AVAILABLE DATA Block Start

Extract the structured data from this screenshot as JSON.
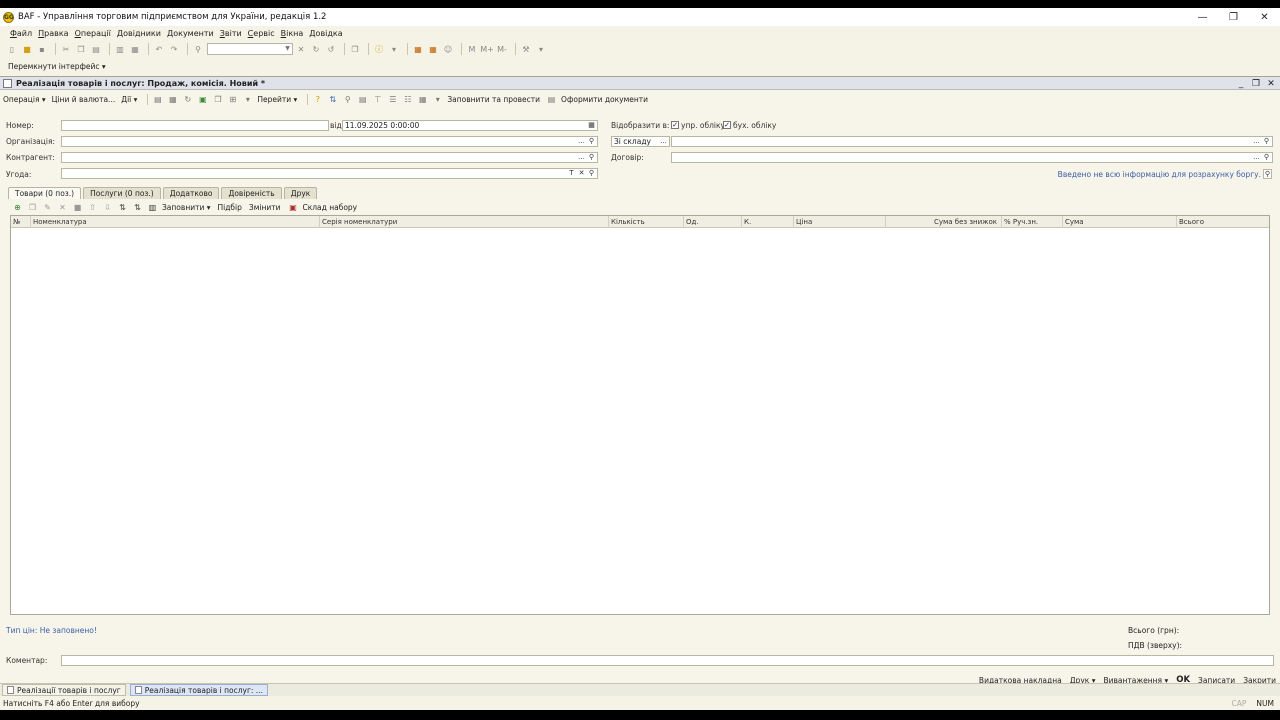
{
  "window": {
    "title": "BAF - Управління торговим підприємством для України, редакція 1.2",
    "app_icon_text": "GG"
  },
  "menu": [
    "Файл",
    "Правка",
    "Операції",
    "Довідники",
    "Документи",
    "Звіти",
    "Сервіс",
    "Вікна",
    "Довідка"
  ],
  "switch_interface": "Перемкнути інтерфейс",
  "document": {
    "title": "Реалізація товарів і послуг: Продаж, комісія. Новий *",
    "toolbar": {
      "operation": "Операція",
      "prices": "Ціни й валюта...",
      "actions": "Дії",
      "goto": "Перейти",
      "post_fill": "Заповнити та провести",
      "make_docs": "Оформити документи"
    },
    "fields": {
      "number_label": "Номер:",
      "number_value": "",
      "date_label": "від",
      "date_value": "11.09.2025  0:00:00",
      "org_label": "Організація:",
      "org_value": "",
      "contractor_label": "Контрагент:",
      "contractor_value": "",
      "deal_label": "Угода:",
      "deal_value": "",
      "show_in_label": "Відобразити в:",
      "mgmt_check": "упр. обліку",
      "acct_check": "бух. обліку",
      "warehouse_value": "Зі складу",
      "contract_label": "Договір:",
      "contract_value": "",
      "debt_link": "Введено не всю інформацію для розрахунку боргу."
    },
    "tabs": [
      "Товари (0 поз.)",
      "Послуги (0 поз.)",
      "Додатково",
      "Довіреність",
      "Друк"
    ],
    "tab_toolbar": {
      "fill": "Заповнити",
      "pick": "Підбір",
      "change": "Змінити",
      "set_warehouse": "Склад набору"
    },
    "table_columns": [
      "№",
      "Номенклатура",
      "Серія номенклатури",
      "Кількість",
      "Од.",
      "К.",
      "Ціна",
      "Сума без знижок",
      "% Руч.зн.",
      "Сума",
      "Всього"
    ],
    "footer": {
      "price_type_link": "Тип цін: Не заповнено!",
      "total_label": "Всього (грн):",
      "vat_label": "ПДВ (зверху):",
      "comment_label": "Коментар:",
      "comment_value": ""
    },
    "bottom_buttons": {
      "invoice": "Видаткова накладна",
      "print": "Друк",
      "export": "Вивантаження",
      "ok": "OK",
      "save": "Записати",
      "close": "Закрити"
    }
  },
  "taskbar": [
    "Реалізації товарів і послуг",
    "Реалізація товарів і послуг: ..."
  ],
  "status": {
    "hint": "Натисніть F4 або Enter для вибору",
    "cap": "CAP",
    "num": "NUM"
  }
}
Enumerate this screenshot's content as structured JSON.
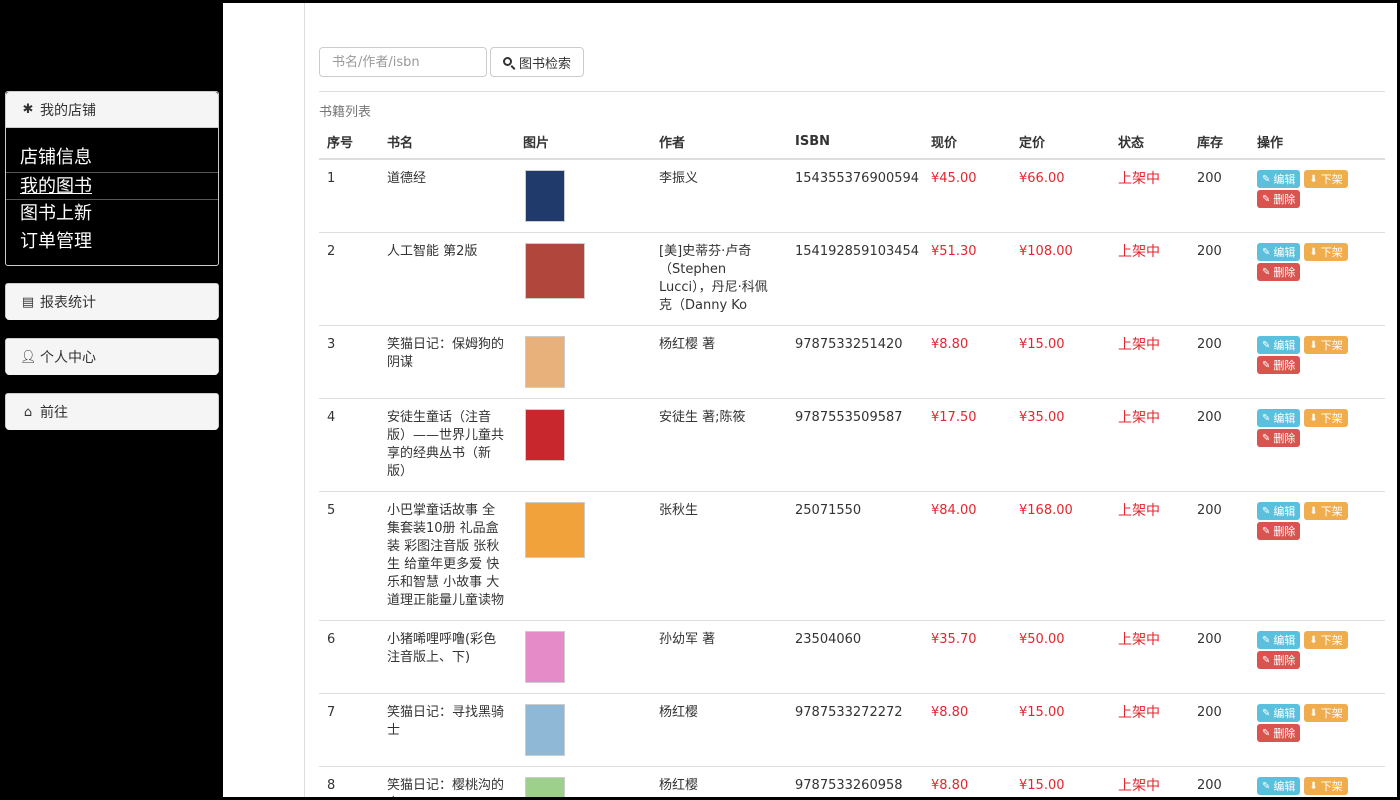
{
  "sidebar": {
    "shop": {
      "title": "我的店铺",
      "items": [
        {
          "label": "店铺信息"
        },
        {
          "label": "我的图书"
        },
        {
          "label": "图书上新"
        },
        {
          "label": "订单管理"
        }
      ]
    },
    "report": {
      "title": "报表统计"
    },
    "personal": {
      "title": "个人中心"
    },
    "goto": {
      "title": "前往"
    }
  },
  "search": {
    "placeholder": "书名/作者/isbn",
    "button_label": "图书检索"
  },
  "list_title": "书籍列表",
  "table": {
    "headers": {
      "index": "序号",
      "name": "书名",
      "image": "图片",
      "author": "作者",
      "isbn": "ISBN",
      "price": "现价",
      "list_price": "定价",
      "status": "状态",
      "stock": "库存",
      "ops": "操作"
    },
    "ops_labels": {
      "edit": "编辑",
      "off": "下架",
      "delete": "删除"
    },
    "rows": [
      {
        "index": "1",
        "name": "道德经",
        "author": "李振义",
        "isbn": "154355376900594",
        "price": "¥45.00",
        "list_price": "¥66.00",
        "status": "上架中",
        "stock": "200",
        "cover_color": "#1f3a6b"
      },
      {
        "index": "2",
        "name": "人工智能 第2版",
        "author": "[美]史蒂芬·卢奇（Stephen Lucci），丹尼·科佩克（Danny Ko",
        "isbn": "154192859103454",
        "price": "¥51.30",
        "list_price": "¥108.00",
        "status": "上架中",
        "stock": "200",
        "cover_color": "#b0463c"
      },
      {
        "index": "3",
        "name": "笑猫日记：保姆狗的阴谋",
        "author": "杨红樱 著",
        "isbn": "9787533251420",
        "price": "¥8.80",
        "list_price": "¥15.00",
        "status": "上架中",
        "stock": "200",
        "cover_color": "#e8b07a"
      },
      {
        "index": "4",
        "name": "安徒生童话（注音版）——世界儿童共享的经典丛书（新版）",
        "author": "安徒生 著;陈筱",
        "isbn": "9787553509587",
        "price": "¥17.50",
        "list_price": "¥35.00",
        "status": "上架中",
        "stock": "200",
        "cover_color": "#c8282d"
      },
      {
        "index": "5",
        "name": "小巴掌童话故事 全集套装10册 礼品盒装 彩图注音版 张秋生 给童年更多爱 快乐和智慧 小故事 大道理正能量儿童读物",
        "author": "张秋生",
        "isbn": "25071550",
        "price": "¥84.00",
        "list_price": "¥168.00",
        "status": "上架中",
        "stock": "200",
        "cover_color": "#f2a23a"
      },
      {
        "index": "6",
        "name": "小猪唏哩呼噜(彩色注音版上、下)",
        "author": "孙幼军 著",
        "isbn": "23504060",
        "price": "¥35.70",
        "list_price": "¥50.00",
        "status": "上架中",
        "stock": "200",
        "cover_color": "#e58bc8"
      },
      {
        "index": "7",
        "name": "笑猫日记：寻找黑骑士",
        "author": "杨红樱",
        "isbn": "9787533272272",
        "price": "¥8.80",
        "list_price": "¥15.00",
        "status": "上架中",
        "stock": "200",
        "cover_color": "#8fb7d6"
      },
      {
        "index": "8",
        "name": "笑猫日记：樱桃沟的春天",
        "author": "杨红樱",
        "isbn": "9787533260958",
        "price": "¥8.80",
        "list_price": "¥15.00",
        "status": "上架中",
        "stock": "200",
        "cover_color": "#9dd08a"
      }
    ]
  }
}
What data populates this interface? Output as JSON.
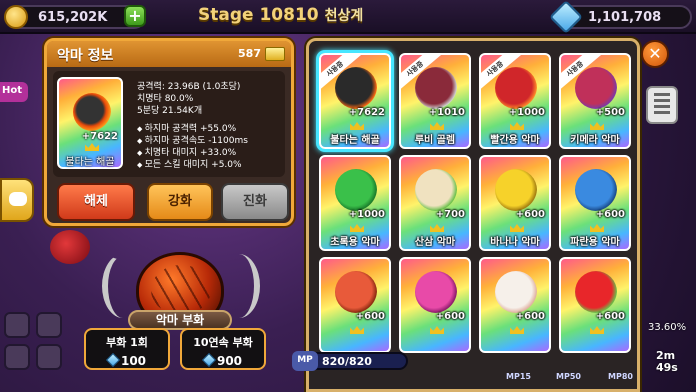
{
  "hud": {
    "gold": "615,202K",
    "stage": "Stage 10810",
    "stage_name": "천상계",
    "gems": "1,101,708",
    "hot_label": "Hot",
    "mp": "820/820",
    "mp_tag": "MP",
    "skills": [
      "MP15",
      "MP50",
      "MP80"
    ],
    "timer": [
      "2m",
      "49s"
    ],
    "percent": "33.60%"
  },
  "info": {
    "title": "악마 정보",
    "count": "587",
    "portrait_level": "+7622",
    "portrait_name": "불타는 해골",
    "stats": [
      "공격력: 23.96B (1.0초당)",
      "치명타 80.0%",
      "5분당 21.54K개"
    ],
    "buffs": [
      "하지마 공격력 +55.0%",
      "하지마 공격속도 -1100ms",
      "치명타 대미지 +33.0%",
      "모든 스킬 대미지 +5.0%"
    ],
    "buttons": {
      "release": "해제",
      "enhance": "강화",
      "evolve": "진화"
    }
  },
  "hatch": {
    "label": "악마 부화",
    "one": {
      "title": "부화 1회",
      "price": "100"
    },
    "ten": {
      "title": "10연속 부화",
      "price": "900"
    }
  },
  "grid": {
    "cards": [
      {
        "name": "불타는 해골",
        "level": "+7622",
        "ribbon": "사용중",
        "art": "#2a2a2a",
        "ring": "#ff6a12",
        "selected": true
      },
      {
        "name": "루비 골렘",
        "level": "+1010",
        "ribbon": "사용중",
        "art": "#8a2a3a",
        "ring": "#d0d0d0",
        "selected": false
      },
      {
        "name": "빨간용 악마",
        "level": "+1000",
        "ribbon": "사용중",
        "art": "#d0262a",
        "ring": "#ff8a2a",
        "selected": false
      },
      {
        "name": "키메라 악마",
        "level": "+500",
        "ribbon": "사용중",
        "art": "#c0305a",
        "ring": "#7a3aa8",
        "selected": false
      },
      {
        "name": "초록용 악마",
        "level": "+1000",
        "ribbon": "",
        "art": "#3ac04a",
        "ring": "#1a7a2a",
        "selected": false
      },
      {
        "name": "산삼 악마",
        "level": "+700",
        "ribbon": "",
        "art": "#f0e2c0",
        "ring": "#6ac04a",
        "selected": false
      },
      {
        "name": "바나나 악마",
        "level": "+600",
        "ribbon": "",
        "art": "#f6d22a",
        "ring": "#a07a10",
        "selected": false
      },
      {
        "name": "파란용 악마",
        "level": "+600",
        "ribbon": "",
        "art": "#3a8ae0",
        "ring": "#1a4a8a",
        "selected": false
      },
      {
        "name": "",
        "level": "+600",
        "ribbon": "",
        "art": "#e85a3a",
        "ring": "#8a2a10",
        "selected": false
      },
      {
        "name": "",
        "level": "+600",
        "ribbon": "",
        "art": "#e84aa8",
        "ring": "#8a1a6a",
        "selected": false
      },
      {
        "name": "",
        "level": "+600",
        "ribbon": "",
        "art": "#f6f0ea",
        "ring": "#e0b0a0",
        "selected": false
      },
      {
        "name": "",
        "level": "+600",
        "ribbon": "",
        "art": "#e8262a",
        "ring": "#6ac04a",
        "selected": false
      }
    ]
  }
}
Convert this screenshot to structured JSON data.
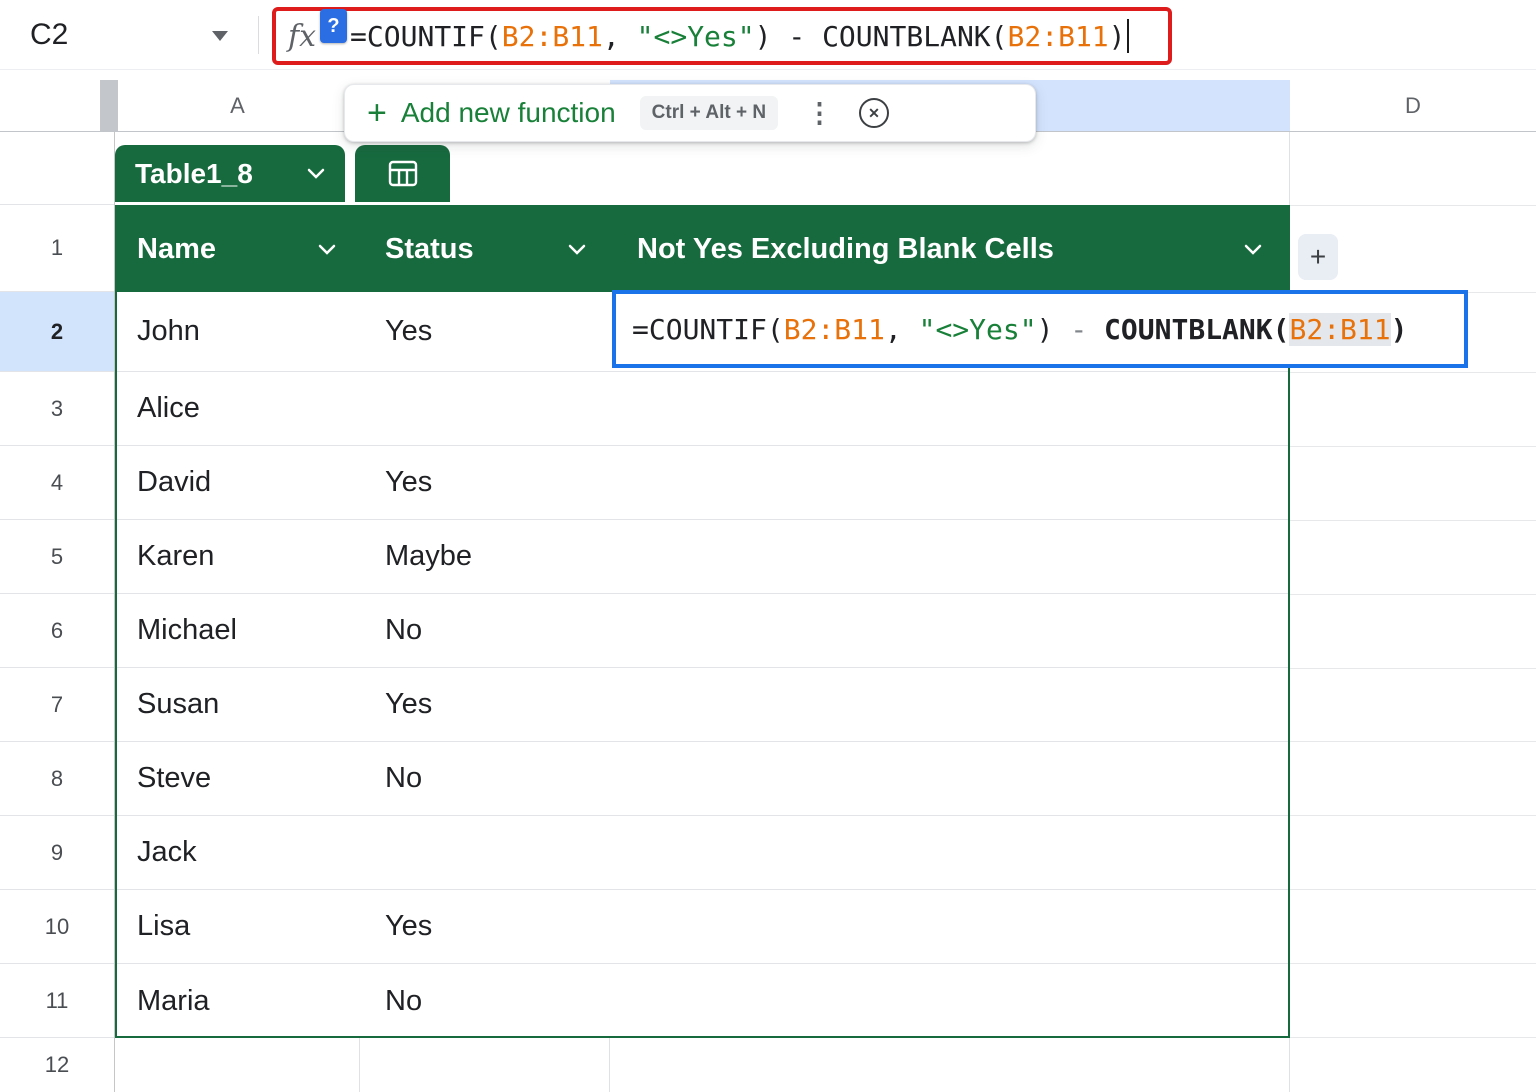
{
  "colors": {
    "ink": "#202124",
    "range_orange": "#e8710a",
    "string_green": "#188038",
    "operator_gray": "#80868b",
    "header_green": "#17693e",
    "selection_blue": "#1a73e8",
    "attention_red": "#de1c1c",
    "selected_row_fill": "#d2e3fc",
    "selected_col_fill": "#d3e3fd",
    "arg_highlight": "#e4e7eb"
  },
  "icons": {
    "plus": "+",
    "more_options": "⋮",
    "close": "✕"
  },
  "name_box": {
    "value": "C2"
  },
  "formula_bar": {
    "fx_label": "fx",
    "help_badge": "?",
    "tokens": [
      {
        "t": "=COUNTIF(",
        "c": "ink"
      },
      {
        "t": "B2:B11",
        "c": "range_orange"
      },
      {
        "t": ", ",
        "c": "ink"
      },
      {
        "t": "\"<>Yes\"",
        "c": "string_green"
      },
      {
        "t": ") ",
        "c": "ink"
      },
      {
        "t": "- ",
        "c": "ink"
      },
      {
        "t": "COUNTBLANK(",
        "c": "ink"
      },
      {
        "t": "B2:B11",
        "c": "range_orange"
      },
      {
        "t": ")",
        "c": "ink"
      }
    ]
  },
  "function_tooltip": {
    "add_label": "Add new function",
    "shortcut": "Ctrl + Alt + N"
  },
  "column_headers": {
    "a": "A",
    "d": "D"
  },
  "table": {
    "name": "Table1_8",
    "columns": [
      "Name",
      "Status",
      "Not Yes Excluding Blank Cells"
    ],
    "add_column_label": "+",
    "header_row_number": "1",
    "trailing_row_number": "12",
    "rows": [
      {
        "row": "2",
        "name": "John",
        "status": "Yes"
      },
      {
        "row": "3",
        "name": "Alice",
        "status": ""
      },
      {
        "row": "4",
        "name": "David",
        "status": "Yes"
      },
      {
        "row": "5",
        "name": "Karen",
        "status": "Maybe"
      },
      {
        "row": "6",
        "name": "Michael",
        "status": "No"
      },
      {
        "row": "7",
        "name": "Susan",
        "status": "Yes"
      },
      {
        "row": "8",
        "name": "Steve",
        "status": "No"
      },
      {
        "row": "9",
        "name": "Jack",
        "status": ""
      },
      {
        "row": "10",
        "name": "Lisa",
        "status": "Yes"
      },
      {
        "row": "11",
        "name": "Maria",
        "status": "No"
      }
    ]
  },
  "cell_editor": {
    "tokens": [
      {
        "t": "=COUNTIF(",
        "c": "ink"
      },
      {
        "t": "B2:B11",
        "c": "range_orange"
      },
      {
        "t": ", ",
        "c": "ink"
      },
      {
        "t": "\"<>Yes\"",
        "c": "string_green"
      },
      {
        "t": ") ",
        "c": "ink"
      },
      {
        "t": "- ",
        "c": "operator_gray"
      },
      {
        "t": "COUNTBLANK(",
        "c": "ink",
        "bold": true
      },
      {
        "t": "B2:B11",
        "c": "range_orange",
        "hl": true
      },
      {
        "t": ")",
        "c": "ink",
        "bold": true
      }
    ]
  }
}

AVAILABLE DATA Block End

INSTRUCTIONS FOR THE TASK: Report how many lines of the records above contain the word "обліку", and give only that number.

TASK ANSWER: 2